The high cost of disease-modifying therapies (DMTs) for multiple sclerosis (MS), and the challenging process of insurance approval, lead to treatment gaps or alterations, increased symptoms, and sacrifices in lifestyle, a survey from the National Multiple Sclerosis Society (NMSS) shows.
“People with MS are paying the price, not only financially, but also physically and emotionally,” Bari Talente, NMSS’s executive vice president of advocacy, said in a press release.
During the past 20 years, many DMTs — those that reduce the activity and progression of a disease — have become available to MS patients. While DMT use has been associated with favorable long-term benefits and fewer hospitalizations, their high cost can be a major obstacle for patients.
A previous study showed that the increased MS annual healthcare costs seen during the past decade in the U.S. are due mainly to the increased cost of DMTs.
To better understand the effects of DMTs’ high costs in the lives of people with MS, the NMSS conducted a national study consisting of an online survey followed by telephone interviews.
Among the 12,000 MS patients invited to the online survey by email, 578 (5%) responded; 96% of them had ever used a DMT and were thus included in the study.

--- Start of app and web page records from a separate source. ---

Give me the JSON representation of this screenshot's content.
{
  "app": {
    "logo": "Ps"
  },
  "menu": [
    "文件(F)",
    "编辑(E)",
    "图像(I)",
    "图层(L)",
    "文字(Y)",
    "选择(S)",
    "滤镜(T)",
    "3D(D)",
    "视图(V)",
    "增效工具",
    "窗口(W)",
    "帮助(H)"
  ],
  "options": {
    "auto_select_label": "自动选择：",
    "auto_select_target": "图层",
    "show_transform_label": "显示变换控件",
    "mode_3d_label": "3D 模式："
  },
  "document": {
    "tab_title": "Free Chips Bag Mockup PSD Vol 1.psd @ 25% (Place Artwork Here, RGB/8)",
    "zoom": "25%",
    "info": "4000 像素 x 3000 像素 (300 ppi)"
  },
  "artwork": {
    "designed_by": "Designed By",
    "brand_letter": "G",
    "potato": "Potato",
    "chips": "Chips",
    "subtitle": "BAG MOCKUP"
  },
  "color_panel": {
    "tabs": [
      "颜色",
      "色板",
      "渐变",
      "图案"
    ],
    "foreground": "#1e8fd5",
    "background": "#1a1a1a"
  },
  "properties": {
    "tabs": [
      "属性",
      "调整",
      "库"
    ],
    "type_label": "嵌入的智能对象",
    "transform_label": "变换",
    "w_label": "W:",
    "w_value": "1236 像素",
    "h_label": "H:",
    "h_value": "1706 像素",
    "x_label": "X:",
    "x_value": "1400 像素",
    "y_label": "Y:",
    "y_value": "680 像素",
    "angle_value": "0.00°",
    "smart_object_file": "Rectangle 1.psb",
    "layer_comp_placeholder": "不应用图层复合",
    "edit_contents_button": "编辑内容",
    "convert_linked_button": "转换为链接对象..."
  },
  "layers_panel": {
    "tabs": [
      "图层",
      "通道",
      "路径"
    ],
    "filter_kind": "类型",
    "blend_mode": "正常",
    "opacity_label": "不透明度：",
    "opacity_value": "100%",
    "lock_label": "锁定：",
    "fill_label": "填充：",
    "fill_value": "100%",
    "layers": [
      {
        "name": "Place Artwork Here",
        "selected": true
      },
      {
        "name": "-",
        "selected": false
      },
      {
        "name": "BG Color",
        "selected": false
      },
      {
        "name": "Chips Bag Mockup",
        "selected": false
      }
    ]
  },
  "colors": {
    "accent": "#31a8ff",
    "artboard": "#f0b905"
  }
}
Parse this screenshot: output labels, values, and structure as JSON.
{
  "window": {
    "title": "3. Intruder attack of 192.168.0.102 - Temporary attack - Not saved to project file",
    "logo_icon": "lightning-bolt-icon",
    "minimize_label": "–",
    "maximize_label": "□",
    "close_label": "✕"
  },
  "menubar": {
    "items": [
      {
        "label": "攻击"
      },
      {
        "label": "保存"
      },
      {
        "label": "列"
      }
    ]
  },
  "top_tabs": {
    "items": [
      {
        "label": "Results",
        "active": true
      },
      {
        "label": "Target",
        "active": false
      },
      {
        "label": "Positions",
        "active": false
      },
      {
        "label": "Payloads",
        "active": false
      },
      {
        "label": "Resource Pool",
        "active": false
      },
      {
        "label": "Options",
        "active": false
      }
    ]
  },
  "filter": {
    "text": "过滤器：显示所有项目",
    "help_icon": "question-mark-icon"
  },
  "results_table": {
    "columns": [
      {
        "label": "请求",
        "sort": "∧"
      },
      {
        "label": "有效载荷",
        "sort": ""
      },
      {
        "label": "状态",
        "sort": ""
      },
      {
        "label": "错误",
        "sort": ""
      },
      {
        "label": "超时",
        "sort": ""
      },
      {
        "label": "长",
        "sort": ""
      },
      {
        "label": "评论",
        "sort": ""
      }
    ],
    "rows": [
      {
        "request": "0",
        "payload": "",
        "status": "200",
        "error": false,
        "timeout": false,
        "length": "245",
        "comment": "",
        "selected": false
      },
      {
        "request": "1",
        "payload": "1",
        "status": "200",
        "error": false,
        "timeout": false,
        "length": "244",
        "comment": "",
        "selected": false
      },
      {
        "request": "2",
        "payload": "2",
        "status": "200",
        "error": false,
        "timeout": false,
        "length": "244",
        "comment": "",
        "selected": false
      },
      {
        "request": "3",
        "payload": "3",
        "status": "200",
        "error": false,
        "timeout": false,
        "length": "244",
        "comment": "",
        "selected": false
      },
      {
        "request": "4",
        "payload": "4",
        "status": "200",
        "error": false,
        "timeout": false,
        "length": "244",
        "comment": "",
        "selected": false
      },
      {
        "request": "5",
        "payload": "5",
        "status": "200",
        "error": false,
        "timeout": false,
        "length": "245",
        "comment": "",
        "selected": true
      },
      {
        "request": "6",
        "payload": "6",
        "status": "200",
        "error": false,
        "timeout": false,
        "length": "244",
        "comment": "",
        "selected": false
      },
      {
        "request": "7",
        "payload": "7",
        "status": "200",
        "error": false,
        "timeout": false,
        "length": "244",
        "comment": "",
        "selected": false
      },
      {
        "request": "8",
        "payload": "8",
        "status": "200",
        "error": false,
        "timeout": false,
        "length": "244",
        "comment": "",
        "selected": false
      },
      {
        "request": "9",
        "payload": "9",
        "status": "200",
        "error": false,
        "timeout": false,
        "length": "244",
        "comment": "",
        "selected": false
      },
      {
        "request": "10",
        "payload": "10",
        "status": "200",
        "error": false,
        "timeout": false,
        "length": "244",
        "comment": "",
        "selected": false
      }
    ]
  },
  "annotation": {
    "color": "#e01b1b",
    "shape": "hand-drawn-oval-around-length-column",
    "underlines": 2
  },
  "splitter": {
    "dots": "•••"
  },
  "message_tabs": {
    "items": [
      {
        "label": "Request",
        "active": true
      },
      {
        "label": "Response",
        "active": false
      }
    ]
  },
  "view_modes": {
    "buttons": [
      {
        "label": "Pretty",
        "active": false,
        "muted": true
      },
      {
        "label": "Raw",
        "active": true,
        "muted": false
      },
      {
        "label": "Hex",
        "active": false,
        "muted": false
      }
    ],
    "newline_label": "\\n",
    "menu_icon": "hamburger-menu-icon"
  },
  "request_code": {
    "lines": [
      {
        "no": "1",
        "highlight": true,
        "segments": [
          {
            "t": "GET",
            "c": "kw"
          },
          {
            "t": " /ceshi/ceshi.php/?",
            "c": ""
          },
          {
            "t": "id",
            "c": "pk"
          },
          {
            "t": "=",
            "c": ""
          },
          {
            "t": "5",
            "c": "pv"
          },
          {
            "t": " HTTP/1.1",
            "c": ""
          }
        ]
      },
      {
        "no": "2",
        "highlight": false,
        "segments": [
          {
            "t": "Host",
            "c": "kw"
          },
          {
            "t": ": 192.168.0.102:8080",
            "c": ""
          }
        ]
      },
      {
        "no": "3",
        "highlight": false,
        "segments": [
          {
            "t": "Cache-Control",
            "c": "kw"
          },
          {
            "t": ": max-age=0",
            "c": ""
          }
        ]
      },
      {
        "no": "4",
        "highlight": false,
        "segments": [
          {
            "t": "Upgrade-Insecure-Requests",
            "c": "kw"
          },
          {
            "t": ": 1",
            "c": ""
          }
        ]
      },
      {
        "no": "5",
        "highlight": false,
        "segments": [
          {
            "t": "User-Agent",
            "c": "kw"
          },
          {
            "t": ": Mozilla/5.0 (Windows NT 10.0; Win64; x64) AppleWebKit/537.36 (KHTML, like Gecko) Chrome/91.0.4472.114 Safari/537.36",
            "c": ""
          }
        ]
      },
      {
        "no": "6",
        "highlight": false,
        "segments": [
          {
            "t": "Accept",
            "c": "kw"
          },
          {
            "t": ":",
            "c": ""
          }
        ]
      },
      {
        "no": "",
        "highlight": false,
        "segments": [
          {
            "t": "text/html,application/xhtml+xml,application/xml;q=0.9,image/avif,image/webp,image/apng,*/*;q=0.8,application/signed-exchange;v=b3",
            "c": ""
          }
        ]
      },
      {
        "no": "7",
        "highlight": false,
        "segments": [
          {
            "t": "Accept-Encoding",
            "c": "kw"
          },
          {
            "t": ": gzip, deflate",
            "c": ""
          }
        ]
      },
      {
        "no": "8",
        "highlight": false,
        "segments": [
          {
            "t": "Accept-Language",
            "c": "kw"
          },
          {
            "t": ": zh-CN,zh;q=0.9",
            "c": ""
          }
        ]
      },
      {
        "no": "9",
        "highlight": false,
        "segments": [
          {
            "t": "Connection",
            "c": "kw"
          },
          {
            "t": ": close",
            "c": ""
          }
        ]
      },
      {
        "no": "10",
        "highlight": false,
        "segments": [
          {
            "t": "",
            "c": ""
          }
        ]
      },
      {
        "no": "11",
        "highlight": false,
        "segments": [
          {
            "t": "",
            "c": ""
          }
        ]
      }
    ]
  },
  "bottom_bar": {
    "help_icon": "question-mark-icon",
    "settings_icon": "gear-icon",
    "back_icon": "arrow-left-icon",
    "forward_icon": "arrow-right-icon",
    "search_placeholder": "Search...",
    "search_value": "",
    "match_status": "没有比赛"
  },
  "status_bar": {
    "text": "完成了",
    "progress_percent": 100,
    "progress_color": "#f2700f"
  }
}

Most of the participants were white, 74% were women, and they had an overall average age of 35.4 years. Three-quarters of them had relapsing-remitting MS, and more than half were diagnosed more than 10 years ago.
We are sorry that this post was not useful for you!
Let us improve this post!
Tell us how we can improve this post?